5b. A Clone!
Now we are getting into the nitty gritty. Instead of just backing up your files, another option is to actually clone your hard drive. The benefit of this is that if your hard drive crashes, you can actually boot from this external clone and everything is there. You don’t need to go get your computer fixed first and then copy your data back onto it. You can boot right into wherever you left off with your last clone backup, and immediately be working away.
On a Mac, grab Carbon Copy Cloner or SuperDuper! These are around $30 and worth their weight in gold. They will do incremental clone backups automatically at specific intervals. On Windows, try Backup & Recovery Free, or Acronis.
5c. Another Location and Off-site
This is the step that most people ignore. They know it’s a pain in the ass and they think “It’ll never happen to me.” But it could. And this step really isn’t that bad.
First, take that second backup or that clone and at the very least stick it in a drawer somewhere else in your house. Better yet, find a locked drawer. If you have a small safe in your house, pop it in there. Whatever you do, just make sure it’s not sitting right next to your other external drive. Sure, it’s a good backup in case both your computer and the external go south, but what happens if there is a fire, or a robbery? You’ve now lost everything. At least if it’s in a different room, maybe it won’t be stolen, or maybe it won’t be damaged by the fire.
Next, take that second backup out of your house. Even better, do a third backup and take it out of your house. Take it to work and put it in a safe place. Put it in a safety deposit box. Take it to your parent’s house. Just get it out of the house. Now if the worst happens, you have a backup.

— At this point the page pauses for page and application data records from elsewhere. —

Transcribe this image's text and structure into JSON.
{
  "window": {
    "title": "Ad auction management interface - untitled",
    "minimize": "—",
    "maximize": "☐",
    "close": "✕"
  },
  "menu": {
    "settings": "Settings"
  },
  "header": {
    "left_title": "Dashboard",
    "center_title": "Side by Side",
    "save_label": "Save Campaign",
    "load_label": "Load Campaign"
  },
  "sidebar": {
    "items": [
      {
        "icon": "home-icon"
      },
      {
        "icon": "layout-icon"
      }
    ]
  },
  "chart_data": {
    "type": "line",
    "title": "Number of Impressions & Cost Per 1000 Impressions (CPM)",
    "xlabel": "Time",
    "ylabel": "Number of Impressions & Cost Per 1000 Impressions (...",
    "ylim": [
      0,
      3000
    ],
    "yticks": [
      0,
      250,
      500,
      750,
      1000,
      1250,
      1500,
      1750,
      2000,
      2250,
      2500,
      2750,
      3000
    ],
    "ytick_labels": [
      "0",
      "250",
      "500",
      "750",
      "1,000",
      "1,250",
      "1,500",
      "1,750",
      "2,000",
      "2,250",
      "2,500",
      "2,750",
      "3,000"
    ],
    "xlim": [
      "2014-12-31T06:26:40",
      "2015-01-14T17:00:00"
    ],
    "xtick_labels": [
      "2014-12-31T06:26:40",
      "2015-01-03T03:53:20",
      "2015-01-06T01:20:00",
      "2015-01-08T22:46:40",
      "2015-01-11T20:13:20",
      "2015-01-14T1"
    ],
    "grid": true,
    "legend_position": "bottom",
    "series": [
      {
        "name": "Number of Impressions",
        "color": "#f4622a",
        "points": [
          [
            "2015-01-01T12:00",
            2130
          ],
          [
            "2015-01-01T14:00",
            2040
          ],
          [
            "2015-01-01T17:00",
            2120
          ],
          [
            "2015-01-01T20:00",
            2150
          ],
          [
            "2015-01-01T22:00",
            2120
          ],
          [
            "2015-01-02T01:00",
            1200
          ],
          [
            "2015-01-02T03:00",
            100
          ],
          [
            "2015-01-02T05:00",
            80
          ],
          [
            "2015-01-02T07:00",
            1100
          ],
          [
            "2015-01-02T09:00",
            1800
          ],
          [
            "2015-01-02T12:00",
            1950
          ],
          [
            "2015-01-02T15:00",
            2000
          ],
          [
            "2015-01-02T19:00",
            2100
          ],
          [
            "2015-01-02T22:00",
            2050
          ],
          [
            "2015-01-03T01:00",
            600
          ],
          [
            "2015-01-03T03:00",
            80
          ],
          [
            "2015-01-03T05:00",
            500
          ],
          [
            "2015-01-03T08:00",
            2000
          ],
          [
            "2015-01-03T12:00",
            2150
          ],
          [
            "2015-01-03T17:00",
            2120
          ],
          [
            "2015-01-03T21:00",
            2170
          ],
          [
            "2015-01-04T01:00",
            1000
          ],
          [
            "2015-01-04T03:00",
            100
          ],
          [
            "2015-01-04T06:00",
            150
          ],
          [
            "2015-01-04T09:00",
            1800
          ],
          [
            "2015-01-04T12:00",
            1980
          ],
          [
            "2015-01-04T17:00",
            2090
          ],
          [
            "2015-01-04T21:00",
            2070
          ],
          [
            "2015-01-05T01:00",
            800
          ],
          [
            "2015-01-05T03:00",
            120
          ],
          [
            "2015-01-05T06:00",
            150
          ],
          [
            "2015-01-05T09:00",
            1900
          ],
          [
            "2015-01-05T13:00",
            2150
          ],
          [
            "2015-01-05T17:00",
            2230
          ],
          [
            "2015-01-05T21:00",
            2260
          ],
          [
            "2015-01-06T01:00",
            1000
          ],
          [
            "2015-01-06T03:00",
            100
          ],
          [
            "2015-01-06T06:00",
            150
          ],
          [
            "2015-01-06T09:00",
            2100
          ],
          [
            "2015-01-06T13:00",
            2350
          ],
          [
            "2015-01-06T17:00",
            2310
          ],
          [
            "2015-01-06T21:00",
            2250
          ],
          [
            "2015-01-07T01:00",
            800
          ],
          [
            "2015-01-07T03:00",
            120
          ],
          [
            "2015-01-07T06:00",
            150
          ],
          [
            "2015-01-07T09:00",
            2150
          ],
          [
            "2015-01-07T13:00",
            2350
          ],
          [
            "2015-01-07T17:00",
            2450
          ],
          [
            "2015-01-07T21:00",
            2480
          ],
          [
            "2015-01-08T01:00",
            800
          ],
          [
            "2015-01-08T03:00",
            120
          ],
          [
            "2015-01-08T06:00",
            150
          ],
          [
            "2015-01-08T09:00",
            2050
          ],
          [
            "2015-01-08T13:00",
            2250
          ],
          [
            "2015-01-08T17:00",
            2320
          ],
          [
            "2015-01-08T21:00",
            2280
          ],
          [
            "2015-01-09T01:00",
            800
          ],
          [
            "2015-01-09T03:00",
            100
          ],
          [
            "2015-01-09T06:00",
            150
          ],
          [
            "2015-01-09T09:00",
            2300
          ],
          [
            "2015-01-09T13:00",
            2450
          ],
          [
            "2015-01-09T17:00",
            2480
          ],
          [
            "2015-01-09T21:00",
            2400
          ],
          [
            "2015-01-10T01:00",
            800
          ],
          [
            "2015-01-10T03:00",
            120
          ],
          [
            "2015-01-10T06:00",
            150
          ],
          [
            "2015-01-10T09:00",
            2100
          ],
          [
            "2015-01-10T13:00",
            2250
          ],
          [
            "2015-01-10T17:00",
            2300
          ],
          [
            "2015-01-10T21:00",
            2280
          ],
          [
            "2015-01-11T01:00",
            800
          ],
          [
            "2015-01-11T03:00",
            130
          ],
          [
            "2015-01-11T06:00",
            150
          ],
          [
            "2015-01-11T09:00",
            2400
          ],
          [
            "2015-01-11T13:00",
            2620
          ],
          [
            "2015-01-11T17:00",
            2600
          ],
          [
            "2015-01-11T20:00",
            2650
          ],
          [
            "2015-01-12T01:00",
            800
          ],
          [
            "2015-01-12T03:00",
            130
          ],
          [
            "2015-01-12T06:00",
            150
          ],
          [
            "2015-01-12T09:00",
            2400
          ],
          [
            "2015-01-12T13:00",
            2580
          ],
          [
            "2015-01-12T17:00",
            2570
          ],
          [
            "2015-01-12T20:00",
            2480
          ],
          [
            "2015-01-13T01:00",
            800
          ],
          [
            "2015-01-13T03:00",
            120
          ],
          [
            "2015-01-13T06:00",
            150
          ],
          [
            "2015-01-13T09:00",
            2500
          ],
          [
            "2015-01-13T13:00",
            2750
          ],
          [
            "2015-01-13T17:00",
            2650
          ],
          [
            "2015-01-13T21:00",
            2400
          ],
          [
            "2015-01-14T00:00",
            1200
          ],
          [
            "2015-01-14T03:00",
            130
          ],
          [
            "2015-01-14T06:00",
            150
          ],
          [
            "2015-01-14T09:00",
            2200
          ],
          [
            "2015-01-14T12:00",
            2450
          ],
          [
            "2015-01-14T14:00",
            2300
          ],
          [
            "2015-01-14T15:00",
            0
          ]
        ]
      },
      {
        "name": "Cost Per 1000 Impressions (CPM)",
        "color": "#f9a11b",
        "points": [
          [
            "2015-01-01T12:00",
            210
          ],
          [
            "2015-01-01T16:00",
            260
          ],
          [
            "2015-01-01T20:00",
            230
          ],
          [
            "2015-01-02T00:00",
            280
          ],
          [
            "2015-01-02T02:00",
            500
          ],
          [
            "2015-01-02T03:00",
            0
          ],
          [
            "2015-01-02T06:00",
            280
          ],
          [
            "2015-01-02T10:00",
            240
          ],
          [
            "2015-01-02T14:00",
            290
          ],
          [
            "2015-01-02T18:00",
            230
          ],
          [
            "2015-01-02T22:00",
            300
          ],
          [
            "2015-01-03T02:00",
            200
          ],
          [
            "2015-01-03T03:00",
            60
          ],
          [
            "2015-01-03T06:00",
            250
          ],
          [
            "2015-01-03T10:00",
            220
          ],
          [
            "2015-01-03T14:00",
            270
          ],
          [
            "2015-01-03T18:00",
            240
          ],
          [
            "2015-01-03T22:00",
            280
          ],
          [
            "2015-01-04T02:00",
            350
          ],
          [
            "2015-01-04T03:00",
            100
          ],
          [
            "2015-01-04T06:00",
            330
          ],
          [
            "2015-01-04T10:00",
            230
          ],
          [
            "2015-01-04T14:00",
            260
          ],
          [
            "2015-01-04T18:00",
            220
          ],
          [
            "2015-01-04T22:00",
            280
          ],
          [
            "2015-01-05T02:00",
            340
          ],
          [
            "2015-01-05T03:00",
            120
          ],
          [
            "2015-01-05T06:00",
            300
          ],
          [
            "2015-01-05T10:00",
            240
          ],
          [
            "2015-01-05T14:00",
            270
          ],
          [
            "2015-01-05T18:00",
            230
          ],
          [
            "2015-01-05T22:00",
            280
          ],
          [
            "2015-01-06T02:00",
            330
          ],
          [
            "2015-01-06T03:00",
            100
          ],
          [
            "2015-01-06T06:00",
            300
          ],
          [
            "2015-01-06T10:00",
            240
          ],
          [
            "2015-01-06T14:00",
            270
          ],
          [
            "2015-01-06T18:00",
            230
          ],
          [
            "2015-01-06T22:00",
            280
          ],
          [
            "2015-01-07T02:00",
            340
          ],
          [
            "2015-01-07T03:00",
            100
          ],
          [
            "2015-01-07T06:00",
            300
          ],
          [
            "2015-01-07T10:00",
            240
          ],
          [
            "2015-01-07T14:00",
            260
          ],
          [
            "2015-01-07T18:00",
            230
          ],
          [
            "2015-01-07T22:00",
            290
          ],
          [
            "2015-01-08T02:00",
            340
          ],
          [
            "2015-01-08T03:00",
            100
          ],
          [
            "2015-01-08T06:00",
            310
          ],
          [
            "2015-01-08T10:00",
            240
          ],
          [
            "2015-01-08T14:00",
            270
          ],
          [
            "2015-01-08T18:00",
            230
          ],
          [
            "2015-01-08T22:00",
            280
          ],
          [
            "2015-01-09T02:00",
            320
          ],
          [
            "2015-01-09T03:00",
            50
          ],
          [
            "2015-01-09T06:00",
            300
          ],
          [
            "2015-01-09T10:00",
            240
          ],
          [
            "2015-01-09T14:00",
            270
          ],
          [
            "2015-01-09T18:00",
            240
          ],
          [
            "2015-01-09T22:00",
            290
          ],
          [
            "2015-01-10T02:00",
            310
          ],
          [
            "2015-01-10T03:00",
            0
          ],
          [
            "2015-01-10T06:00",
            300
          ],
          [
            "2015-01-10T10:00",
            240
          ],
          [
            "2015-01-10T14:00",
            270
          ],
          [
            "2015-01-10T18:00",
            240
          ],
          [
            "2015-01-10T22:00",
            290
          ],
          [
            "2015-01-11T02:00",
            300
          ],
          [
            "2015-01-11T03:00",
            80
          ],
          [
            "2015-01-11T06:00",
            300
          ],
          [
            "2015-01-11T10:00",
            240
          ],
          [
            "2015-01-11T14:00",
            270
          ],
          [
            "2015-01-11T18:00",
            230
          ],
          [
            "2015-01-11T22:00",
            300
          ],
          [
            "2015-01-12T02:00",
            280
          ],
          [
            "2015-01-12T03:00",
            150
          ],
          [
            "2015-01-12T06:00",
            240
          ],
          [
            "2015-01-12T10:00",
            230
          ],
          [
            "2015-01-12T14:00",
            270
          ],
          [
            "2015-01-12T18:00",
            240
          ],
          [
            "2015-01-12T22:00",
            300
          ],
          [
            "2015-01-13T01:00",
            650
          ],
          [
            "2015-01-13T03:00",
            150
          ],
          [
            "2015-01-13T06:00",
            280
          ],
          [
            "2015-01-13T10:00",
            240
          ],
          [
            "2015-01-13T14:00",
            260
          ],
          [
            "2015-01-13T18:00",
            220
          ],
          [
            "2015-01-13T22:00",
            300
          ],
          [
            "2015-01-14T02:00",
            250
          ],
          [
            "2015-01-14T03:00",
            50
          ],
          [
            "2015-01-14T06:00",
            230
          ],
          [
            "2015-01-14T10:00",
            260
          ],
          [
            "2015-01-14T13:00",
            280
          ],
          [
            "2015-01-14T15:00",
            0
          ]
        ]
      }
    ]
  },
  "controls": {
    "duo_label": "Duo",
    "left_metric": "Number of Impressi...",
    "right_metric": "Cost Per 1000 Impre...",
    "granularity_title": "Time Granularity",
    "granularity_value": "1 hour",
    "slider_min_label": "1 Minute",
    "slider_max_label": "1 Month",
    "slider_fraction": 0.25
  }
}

It may not be completely up to date, but hopefully you’ll retrieve it and do a backup every month or so and all will not be lost.
Oh, remember those thumb drives I mentioned? Do the same with them – throw them in your work bag, or place them in a locked drawer at work.
An external drive with auto backups, a Dropbox account, some thumb drives, prints of important photos every couple of months, a second external drive with auto backups, a clone of your hard drive, one of those in a different room in your house, and at least one backup off-site. Doing any of the above will be better than doing nothing. Doing two or three will save your bacon if your hardware fails. Doing most or all of them will let you rest at ease knowing you have taken steps to ensure that you will not lose important data, or that if you do, you won’t lose much of it.
7. My Backup Routine
Just a note about my own personal backup routine. I am a photographer, so it is vital that I have multiple backups of my client’s photos. Here’s my setup:
- Most recent photo sessions, all docs, all music on internal 1TB drive in iMac
- Most recent photo sessions, work docs on portable 500gb drive in my laptop bag
- Most recent photo sessions on MacBook pro
- Most recent photo session still on CF & SD cards in camera bag, until next shoot
- Everything backed up to 1.5TB external drive on home desk using Time Machine
- Media and previous backups of old MacBook Pro and iMac on 1TB drive on my home desk
- MacBook Pro backed up to 1.5TB external drive on desk at work using Time Machine
- Most recent photo sessions backed up to same drive at work
- Important personal and work documents on Dropbox (I have 24GB of space in my account)
- Some documents on several thumb drives at home, in laptop bag, and at work
There you have it, lots of back ups! I do not have a clone of my drive just yet. I am waiting for Thunderbolt drives to drop in price a little bit, and I will then be adding a daily or weekly clone to my backups, as well as a third external for photo sessions as they are usually 30-50GB and I’m running out of space!